NEW YORK – Investors spent Tuesday preparing for two events sure to move markets this week: a Federal Reserve meeting and a German court decision on whether the country can help pay for the debt of its struggling neighbors. And if the stock market’s gains Tuesday are any sign, they expect both events to turn out well.
The Dow Jones industrial average rose 69.07 points to close at 13,323.36. The average of 30 large company stocks already has gained 1.8 percent to start September, a month which is usually dismal for stocks.
Bank of America led the 30 stocks in the Dow, rising 5 percent, or 45 cents, to $9.03.
Federal Reserve officials will gather for a two-day meeting on Wednesday. Many expect the Fed will announce a new effort to revive the sluggish economy Thursday afternoon.
On the same day the Fed starts its meeting, Germany’s high court is expected to rule on whether the country can participate in a European bailout fund. The court rejected a last-minute appeal to delay the decision Tuesday.
“It’s going to get interesting this week,” said Randy Frederick, managing director of active trading and derivatives at the brokerage Charles Schwab.
Frederick expects the Fed will make some sort of move, especially after the government reported last Friday that employers added fewer than 100,000 jobs in August, much weaker than economists expected.
“Prior to the employment report, people weren’t as sure,” Frederick said. “I am definitely on the majority side here. There’s some sort of easing coming.”
In other trading, the Standard & Poor’s 500 index rose 4.48 points to 1,433.56. The Nasdaq composite increased 0.51 of a point to 3,104.53.
The assumption that the Fed will announce new stimulus measures is so widespread that some worry the market could take a plunge if the Fed fails to deliver.
Ron Florance, managing director of investment strategy at Wells Fargo Private Bank in Scottsdale, Ariz., said he’s always wary when stocks rise on nothing more than expectations.
“These are the things that make you nervous, when markets are going strong in anticipation of news,” Florance said.

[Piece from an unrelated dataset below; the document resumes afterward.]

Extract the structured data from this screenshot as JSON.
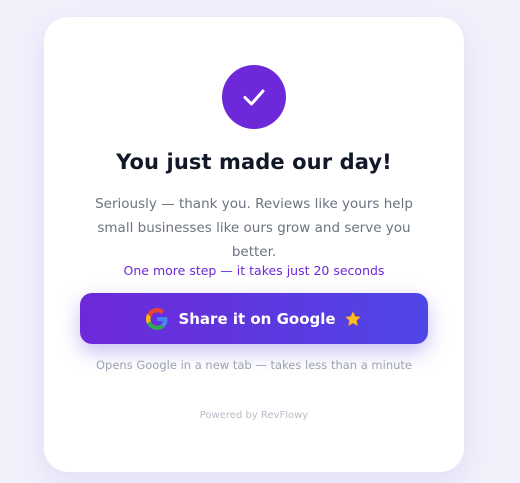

Also Tuesday, the Commerce Department reported that exports to Europe dropped 11.7 percent in July, stoking concerns that Europe’s troubles could smother the U.S. recovery. Overall U.S. exports fell 1 percent to $183.3 billion, lowered by weaker sales of autos, telecom equipment and heavy machinery.